  • Responsible personnel or technicians
  • Required parts
  • Specific tasks
  • Periodic monitoring methods
  • Expected frequency for each task
  • Proper documentation methods
  • Training requirements
  • Safety considerations etc.

should all be included in the scheduled maintenance plan. This plan should also help decision makers evaluate fees associated with planned as well as unplanned downtime due to broken down equipment or systems caused by improper or neglected preventive/routine/corrective maintenances.


Troubleshooting is a process of systematically working through possible causes of a problem in order to identify and resolve the issue.
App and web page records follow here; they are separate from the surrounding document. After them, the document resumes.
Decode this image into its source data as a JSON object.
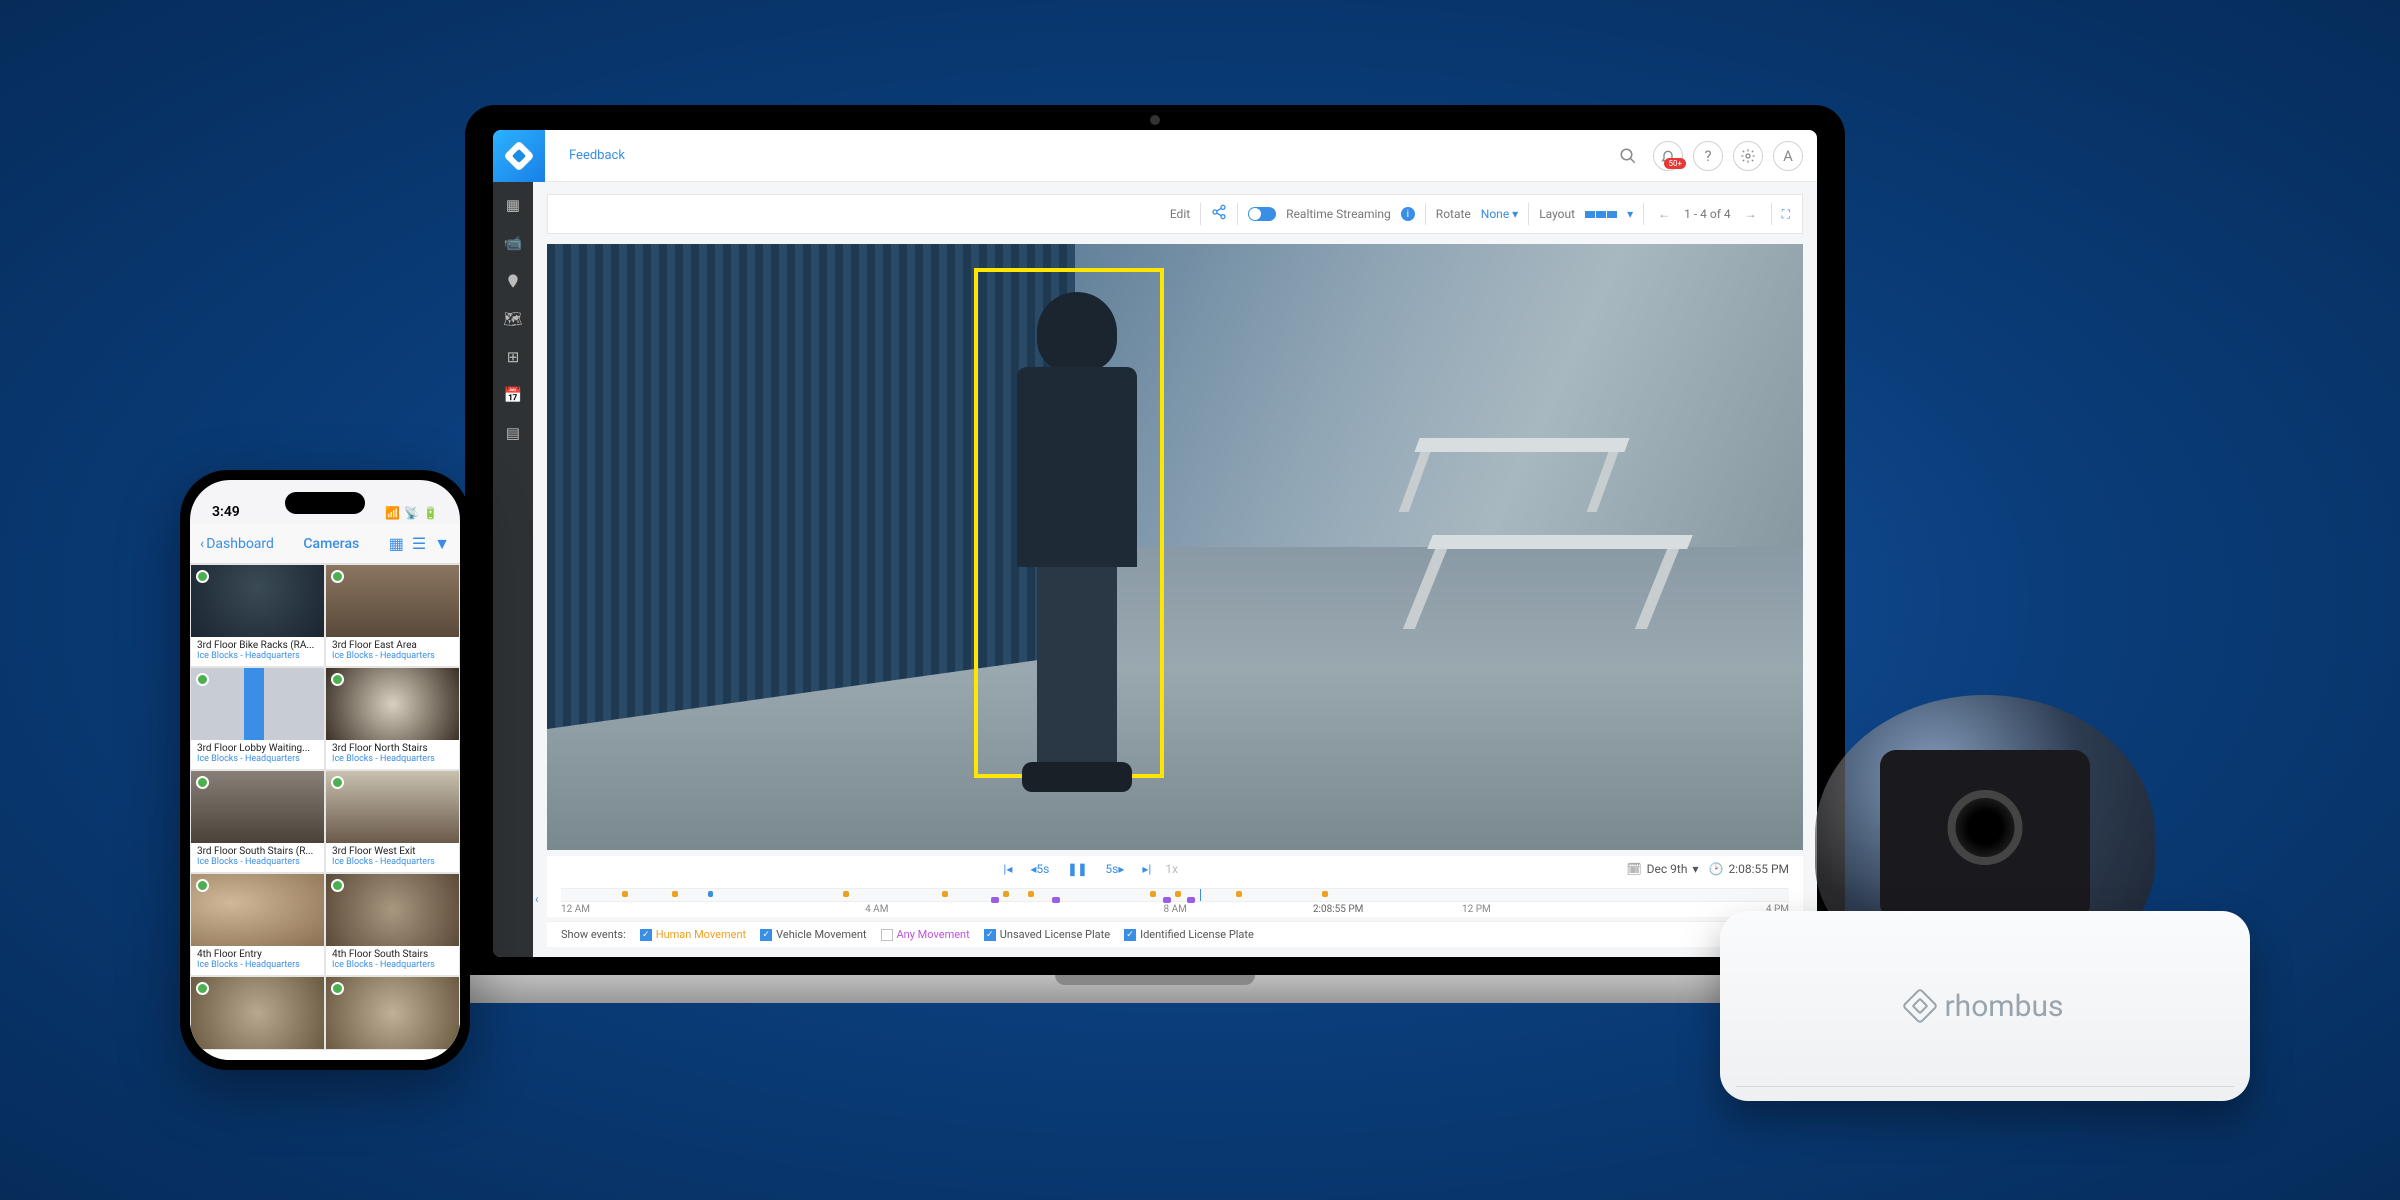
{
  "laptop": {
    "topbar": {
      "feedback_label": "Feedback",
      "notification_badge": "50+",
      "avatar_letter": "A"
    },
    "toolbar": {
      "edit_label": "Edit",
      "streaming_label": "Realtime Streaming",
      "rotate_label": "Rotate",
      "rotate_value": "None",
      "layout_label": "Layout",
      "pager_text": "1 - 4 of 4"
    },
    "playback": {
      "back_skip": "5s",
      "fwd_skip": "5s",
      "speed": "1x",
      "date": "Dec 9th",
      "time": "2:08:55 PM"
    },
    "timeline": {
      "labels": [
        "12 AM",
        "4 AM",
        "8 AM",
        "12 PM",
        "4 PM"
      ],
      "playhead_time": "2:08:55 PM"
    },
    "events": {
      "prefix": "Show events:",
      "items": [
        {
          "label": "Human Movement",
          "checked": true,
          "color": "orange"
        },
        {
          "label": "Vehicle Movement",
          "checked": true,
          "color": "default"
        },
        {
          "label": "Any Movement",
          "checked": false,
          "color": "purple"
        },
        {
          "label": "Unsaved License Plate",
          "checked": true,
          "color": "default"
        },
        {
          "label": "Identified License Plate",
          "checked": true,
          "color": "default"
        }
      ]
    }
  },
  "phone": {
    "status_time": "3:49",
    "back_label": "Dashboard",
    "title": "Cameras",
    "cameras": [
      {
        "name": "3rd Floor Bike Racks (RA...",
        "loc": "Ice Blocks - Headquarters"
      },
      {
        "name": "3rd Floor East Area",
        "loc": "Ice Blocks - Headquarters"
      },
      {
        "name": "3rd Floor Lobby Waiting...",
        "loc": "Ice Blocks - Headquarters"
      },
      {
        "name": "3rd Floor North Stairs",
        "loc": "Ice Blocks - Headquarters"
      },
      {
        "name": "3rd Floor South Stairs (R...",
        "loc": "Ice Blocks - Headquarters"
      },
      {
        "name": "3rd Floor West Exit",
        "loc": "Ice Blocks - Headquarters"
      },
      {
        "name": "4th Floor Entry",
        "loc": "Ice Blocks - Headquarters"
      },
      {
        "name": "4th Floor South Stairs",
        "loc": "Ice Blocks - Headquarters"
      }
    ]
  },
  "device": {
    "brand": "rhombus"
  }
}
Proper troubleshooting requires knowledge about the system or component you are inspecting, experience with related equipment, and an understanding of how the equipment should perform.

When embarking on a troubleshooting exercise, it’s important to understand the general stages that should be followed:

  1. Identify the problem: Make sure you know what the problem being experienced is. Do not attempt to fix something before you fully understand what needs fixing.
  2. Research causes: What could be causing this issue? This can include checking manuals and other documents associated with the system or component in question, as well as exploring wider resources such as industry standards and regulatory requirements that may have an impact on their operation.
  3. Perform tests: The next step is to run tests or inspections on certain parts of the equipment or system in order to diagnose any identified issues more accurately. This will help narrow down potential causes and enable more targeted interventions in resolving them.
  4. Implement solutions: After testing has been completed it’s time to implement solutions – either directly (repairing faulty components or adjusting settings) or indirectly (reports back to engineers). Ensure that all necessary safety regulations have been met before taking action here – it’s more often safer than faster when troubleshooting!
  5. Verify results: After implementing solutions, make sure to verify that they resolve the issue completely by rechecking those same tests which initially revealed potential problems within the system/component under inspection earlier on in this process!


Solar farms not only produce clean, renewable energy, but they also offer numerous advantages to their host communities. From job creation to increased tax revenues and more, solar farms have the potential to provide multiple benefits for the environment, local economy and society at large.

Understanding how solar farms operate is important in order to take advantage of these opportunities.

In conclusion, solar farms generate electricity by capturing sunlight with photovoltaic panels and turning it into energy that can be used by households and businesses. They play an important role in helping countries achieve their renewable energy goals, while providing economic and environmental benefits. Solar farms require careful planning and management but can be a great way to produce clean energy while bringing positive economic and social change.

Frequently Asked Questions

Question 1: What are solar farms?

Answer 1: Solar farms are large-scale solar photovoltaic (PV) systems that generate electricity for distribution to the grid. They are typically located in open fields or on rooftops, and are composed of many individual solar panels that convert sunlight into electricity.

Question 2: How do solar farms work?

Answer 2: Solar farms use photovoltaic (PV) cells to convert sunlight into electricity. The PV cells are typically arranged in rows on solar panels, which are usually mounted on frames and fixed to the ground or a rooftop. When sunlight hits the PV cells, it is converted into direct current (DC) electricity. This DC electricity is then converted into alternating current (AC) electricity via an inverter, which is then transferred to the power grid for distribution.

Question 3: Are solar farms expensive to build?

Answer 3: Solar farms can be expensive to build, but the cost of constructing a solar farm has declined significantly in recent years due to advances in solar technology. Additionally, government incentives, such as tax credits and subsidies, can help offset the cost of building a solar farm.